News Release
September 21, 2023
Contact: Erin Wilson
Official Senate Journal Statement at the conclusion of the 2023 Impeachment of Attorney General Ken Paxton

Austin, Texas– Today, Senator Brandon Creighton (R-Conroe) issued the following guidance for the official Texas Senate Journal, to provide guidance for future lawmakers on impeachment proceedings:

Having fulfilled my duty as a juror in the September of 2023 impeachment trial of Attorney General Ken Paxton, I wish to ensure that the Senate journal accurately reflects my overall concerns regarding this impeachment. My intention is for this entry to stand as a source of guidance for future legislators, ensuring the protection of due process, procedural fairness, and unwavering adherence to justice.

Article I, Section 19 of the Texas Constitution establishes the right to due process for all individuals, emphasizing the necessity of upholding these principles in any impeachment proceeding.

These crucial factors underscore the paramount importance of these principles:

Respect for Precedent: The actions we take today will cast a lasting influence on the legislators of tomorrow. I firmly believe that the constitutional framework and procedural standards established in previous impeachments, such as the 1917 impeachment of Governor Ferguson and the 1975 impeachment of Judge Carrillo, allowed for transparency, due process for the accused, legal representation for the accused, cross-examination of witnesses, adherence to evidentiary standards, and testimony under oath.

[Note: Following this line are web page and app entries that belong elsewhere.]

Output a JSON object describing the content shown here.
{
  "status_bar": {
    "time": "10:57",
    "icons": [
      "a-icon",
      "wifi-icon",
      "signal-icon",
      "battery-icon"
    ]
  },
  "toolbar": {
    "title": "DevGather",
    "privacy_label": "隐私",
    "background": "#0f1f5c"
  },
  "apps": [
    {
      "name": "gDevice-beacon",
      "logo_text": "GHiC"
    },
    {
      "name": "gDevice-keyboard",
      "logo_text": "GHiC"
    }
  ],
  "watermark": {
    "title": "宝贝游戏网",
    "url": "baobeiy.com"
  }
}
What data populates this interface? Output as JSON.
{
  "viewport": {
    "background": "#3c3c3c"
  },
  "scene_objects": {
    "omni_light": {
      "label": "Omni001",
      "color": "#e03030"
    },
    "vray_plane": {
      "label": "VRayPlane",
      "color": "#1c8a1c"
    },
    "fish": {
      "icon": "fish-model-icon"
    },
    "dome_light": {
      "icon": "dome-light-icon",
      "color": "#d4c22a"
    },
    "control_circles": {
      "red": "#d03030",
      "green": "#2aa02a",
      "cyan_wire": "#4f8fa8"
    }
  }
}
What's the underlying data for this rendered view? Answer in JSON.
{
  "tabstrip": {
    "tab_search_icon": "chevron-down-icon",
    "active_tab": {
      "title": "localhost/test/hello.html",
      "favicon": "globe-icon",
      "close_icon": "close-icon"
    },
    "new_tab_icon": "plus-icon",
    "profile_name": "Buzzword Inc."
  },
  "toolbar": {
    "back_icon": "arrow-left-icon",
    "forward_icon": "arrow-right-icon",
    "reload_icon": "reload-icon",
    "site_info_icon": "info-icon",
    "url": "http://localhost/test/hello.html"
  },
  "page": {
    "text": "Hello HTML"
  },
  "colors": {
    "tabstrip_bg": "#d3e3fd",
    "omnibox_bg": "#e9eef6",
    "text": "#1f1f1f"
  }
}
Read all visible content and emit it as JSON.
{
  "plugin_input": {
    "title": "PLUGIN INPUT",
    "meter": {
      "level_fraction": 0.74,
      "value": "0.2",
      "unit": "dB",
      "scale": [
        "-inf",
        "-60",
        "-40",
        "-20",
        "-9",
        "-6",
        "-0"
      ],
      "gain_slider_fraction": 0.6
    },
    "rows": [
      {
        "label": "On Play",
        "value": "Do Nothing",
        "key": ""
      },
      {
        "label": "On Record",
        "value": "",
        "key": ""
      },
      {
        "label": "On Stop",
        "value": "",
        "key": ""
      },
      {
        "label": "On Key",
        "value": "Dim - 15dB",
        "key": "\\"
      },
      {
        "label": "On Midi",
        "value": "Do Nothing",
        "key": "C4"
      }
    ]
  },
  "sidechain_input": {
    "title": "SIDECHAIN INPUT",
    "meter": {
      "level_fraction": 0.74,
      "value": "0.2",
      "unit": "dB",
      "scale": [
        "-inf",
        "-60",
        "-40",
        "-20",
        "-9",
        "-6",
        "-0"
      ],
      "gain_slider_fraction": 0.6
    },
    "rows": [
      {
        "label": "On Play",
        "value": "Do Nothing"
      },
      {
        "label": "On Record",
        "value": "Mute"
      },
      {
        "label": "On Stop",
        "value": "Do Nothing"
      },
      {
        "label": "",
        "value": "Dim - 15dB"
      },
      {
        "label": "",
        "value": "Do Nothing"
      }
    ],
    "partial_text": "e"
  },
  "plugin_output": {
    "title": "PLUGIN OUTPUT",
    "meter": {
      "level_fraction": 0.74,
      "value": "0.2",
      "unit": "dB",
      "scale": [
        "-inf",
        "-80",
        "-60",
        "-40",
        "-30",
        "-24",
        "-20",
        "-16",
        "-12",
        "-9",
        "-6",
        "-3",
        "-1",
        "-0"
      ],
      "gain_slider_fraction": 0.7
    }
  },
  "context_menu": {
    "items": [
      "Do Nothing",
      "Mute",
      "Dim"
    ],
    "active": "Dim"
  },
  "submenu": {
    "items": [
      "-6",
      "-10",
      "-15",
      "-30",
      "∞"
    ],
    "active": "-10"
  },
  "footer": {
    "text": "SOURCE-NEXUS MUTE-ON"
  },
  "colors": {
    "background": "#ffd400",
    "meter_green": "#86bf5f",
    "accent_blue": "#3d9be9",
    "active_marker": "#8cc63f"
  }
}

For the Paxton impeachment, when the House General Investigative Committee rushed to hire outside counsel to question witnesses, who were not under oath, the Attorney General was not allowed to come before that committee with counsel, to refute allegations, or to question witnesses.

In the Ferguson impeachment, all witnesses were under oath, and the accused was allowed with counsel to cross examine those same witnesses. Not in this case.

Transparent Proceedings: All forthcoming impeachment proceedings should be mandated to ensure full transparency, accountability, and the meticulous application of the law, following the correct precedent demonstrated in the impeachment trials of Governor Ferguson and Judge Carillo. Both investigations and trials ensured that witness testimony was under oath, and there were guardrails to prevent swift judgment without deliberation. Both the citizens of Texas, and the accused individual, must have access to information to safeguard the integrity of the process, uphold public trust, and avoid reliance on mere speculation or hearsay.

Due Process and Immediate Consequences: We must reevaluate the provisions in Article XV, Section 7 of the Texas Constitution, which govern the removal of officers, including the Attorney General. This constitutional provision stipulates that an impeached official shall be suspended from office during the impeachment proceedings. The 2023 impeachment of Attorney General Paxton raises concerns that the required suspension does not provide for due process or a comprehensive adjudication of guilt or innocence. If we wish to maintain the principle that an individual is considered innocent until proven guilty, this provision should be revised.

We should also consider revising chapter 665 of the Local Govt. Code, a recodification of the “forgiveness doctrine”. Nowhere in that statute, re-codified as recently as 1993, is there a distinction between constitutional and statutory officers. This statute should be repealed, or this distinction should be made, in order to ensure that there is harmony between caselaw, statute, and the constitutional provisions of Article XV.

As it stands today, an impeachment trial in Texas is a political trial. In a political trial, the “forgiveness doctrine” can be applied. It is not only appropriate and allowed, it is consistent with precedent.

Senate jurors have unequivocal jurisdiction over impeachment proceedings. The Texas Supreme Court reminds us in applicable caselaw that this is plenary power, in these specific proceedings, which means absolute.

In the Ferguson trial, the House had built a record that totaled over 70 volumes. For the Paxton impeachment trial, the record was 170 pages. In the Ferguson impeachment, the House placed over 30 witnesses under oath. For the Paxton impeachment, the House placed no one under oath. Should the House consider impeachment in the future, it is critically important to build a record that is credible, thorough, and one that takes into consideration the important factors and constitutional rights of the accused, that must be protected, listed above.

The Paxton impeachment trial ended in acquittal for all articles and this was decided correctly. House Managers, and counsel did not prove their case beyond a reasonable doubt. My vote of summary judgment at the beginning of the trial was specifically for concerns related to the process mentioned above and concerns about the weaponization of the impeachment effort due to new precedent being established, which ultimately ignored precedent from past Texas impeachment proceedings. The House does not only serve in a grand jury role in this process. Rule of law and adherence to precedent is incredibly important beyond the grand jury designation.

The impeachment process in Texas must be unimpeachable.

I offer this guidance with the intention of benefiting future generations of Texas lawmakers.